* _Data records_
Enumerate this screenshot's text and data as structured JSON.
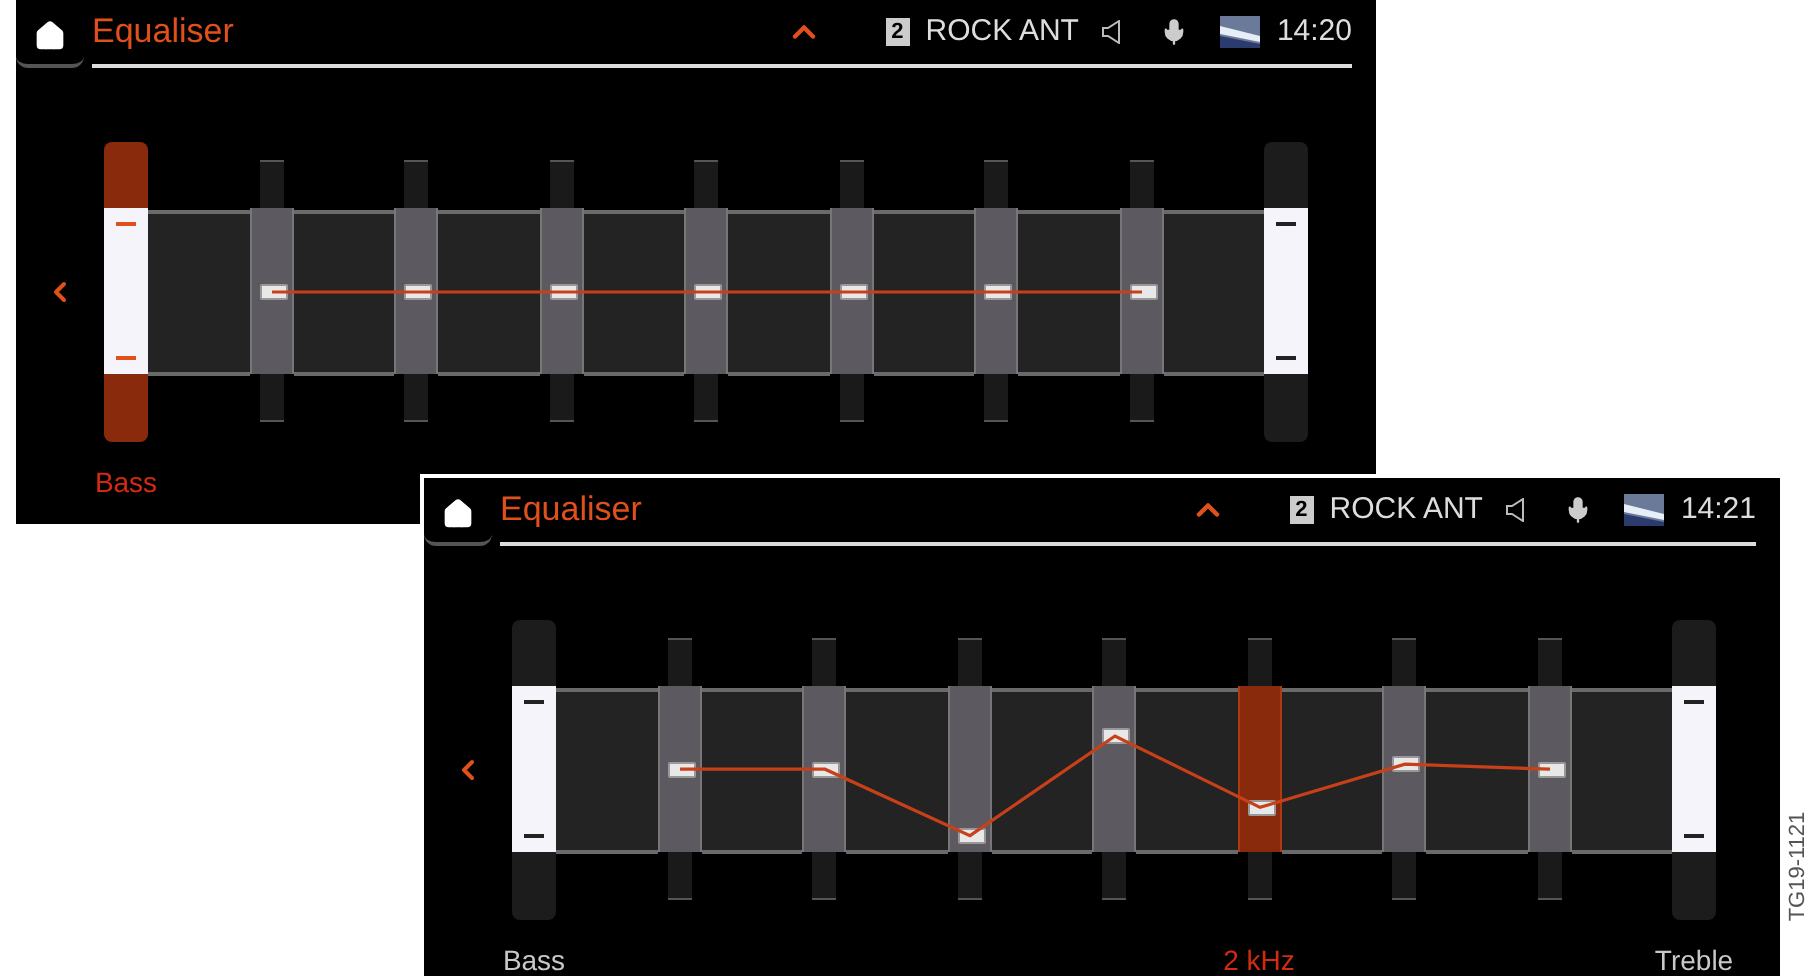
{
  "screens": [
    {
      "title": "Equaliser",
      "preset_number": "2",
      "source": "ROCK ANT",
      "time": "14:20",
      "sliders": [
        {
          "kind": "tone",
          "selected": true,
          "label": "Bass"
        },
        {
          "kind": "band",
          "selected": false,
          "level": 0.5
        },
        {
          "kind": "band",
          "selected": false,
          "level": 0.5
        },
        {
          "kind": "band",
          "selected": false,
          "level": 0.5
        },
        {
          "kind": "band",
          "selected": false,
          "level": 0.5
        },
        {
          "kind": "band",
          "selected": false,
          "level": 0.5
        },
        {
          "kind": "band",
          "selected": false,
          "level": 0.5
        },
        {
          "kind": "band",
          "selected": false,
          "level": 0.5
        },
        {
          "kind": "tone",
          "selected": false
        }
      ]
    },
    {
      "title": "Equaliser",
      "preset_number": "2",
      "source": "ROCK ANT",
      "time": "14:21",
      "sliders": [
        {
          "kind": "tone",
          "selected": false,
          "label": "Bass"
        },
        {
          "kind": "band",
          "selected": false,
          "level": 0.5
        },
        {
          "kind": "band",
          "selected": false,
          "level": 0.5
        },
        {
          "kind": "band",
          "selected": false,
          "level": 0.1
        },
        {
          "kind": "band",
          "selected": false,
          "level": 0.7
        },
        {
          "kind": "band",
          "selected": true,
          "level": 0.27,
          "label": "2 kHz"
        },
        {
          "kind": "band",
          "selected": false,
          "level": 0.53
        },
        {
          "kind": "band",
          "selected": false,
          "level": 0.5
        },
        {
          "kind": "tone",
          "selected": false,
          "label": "Treble"
        }
      ]
    }
  ],
  "figure_code": "TG19-1121"
}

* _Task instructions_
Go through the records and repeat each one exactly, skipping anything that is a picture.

* _The answer_
Enumerate this screenshot's text and data as structured JSON.
{
  "screens": [
    {
      "title": "Equaliser",
      "preset_number": "2",
      "source": "ROCK ANT",
      "time": "14:20",
      "sliders": [
        {
          "kind": "tone",
          "selected": true,
          "label": "Bass"
        },
        {
          "kind": "band",
          "selected": false,
          "level": 0.5
        },
        {
          "kind": "band",
          "selected": false,
          "level": 0.5
        },
        {
          "kind": "band",
          "selected": false,
          "level": 0.5
        },
        {
          "kind": "band",
          "selected": false,
          "level": 0.5
        },
        {
          "kind": "band",
          "selected": false,
          "level": 0.5
        },
        {
          "kind": "band",
          "selected": false,
          "level": 0.5
        },
        {
          "kind": "band",
          "selected": false,
          "level": 0.5
        },
        {
          "kind": "tone",
          "selected": false
        }
      ]
    },
    {
      "title": "Equaliser",
      "preset_number": "2",
      "source": "ROCK ANT",
      "time": "14:21",
      "sliders": [
        {
          "kind": "tone",
          "selected": false,
          "label": "Bass"
        },
        {
          "kind": "band",
          "selected": false,
          "level": 0.5
        },
        {
          "kind": "band",
          "selected": false,
          "level": 0.5
        },
        {
          "kind": "band",
          "selected": false,
          "level": 0.1
        },
        {
          "kind": "band",
          "selected": false,
          "level": 0.7
        },
        {
          "kind": "band",
          "selected": true,
          "level": 0.27,
          "label": "2 kHz"
        },
        {
          "kind": "band",
          "selected": false,
          "level": 0.53
        },
        {
          "kind": "band",
          "selected": false,
          "level": 0.5
        },
        {
          "kind": "tone",
          "selected": false,
          "label": "Treble"
        }
      ]
    }
  ],
  "figure_code": "TG19-1121"
}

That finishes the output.